### PROBLEM TO SOLVE
Show, from the records below, all lines that contain the word "Shrink".

Dataset rows for apps and sites:
--- --- ---

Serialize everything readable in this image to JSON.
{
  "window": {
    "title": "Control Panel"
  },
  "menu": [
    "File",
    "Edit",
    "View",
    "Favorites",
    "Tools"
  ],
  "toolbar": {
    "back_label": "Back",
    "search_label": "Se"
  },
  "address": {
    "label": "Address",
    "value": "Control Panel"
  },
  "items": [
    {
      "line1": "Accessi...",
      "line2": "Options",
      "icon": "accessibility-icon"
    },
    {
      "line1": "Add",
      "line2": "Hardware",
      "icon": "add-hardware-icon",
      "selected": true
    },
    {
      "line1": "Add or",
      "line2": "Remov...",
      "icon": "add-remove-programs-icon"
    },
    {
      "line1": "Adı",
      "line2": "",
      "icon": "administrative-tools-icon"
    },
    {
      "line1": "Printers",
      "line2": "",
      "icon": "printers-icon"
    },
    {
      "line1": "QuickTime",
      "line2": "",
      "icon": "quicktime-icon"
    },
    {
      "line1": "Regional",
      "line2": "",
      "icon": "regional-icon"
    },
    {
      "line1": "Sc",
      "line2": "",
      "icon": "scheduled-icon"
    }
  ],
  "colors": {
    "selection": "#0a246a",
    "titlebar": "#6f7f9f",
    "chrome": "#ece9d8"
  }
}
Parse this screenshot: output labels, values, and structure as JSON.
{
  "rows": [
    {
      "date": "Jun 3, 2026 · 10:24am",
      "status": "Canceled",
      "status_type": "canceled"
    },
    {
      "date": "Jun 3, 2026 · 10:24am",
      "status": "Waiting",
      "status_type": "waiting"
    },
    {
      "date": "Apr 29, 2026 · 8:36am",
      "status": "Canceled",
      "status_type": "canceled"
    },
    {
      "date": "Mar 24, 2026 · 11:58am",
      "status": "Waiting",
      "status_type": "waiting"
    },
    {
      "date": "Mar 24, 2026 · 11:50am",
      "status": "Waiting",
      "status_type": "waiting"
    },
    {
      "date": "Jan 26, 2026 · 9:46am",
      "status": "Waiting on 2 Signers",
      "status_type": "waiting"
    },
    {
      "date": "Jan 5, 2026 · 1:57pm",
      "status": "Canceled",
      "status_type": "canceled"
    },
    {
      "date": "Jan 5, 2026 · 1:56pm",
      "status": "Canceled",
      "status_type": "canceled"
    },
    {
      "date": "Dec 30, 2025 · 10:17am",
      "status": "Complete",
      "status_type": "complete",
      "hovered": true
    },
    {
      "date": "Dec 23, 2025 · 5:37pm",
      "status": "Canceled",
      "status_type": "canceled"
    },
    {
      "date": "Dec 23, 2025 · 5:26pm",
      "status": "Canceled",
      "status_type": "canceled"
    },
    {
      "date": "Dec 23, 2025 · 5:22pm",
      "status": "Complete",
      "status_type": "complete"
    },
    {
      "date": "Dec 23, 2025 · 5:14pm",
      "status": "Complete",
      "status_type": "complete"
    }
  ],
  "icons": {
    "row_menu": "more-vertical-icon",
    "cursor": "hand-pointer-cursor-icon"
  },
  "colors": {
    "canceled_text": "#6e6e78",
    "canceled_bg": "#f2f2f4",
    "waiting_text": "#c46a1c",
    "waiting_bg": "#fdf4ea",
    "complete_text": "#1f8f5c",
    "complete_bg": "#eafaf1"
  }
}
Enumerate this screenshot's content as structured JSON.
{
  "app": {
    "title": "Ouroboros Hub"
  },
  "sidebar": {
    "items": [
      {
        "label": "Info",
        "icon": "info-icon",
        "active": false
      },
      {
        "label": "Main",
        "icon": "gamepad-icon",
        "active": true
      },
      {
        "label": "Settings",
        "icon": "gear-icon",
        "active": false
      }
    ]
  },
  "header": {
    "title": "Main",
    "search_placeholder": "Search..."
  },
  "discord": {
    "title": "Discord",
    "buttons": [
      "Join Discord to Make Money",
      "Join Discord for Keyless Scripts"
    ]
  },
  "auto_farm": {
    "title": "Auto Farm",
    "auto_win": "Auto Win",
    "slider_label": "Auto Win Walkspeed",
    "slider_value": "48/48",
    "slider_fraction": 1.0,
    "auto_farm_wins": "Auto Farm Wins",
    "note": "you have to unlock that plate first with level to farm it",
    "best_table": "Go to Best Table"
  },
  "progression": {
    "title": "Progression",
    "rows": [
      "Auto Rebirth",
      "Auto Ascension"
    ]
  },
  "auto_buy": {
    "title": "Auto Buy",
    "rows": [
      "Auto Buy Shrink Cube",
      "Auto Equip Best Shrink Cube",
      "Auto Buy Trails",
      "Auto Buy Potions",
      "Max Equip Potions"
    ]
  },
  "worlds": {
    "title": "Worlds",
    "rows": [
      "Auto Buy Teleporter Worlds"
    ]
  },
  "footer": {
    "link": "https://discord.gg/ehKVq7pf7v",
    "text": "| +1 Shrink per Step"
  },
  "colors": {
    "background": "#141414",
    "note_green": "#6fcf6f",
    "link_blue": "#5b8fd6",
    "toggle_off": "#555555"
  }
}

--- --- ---

### YOUR SOLUTION
      "Auto Buy Shrink Cube",
      "Auto Equip Best Shrink Cube",
    "text": "| +1 Shrink per Step"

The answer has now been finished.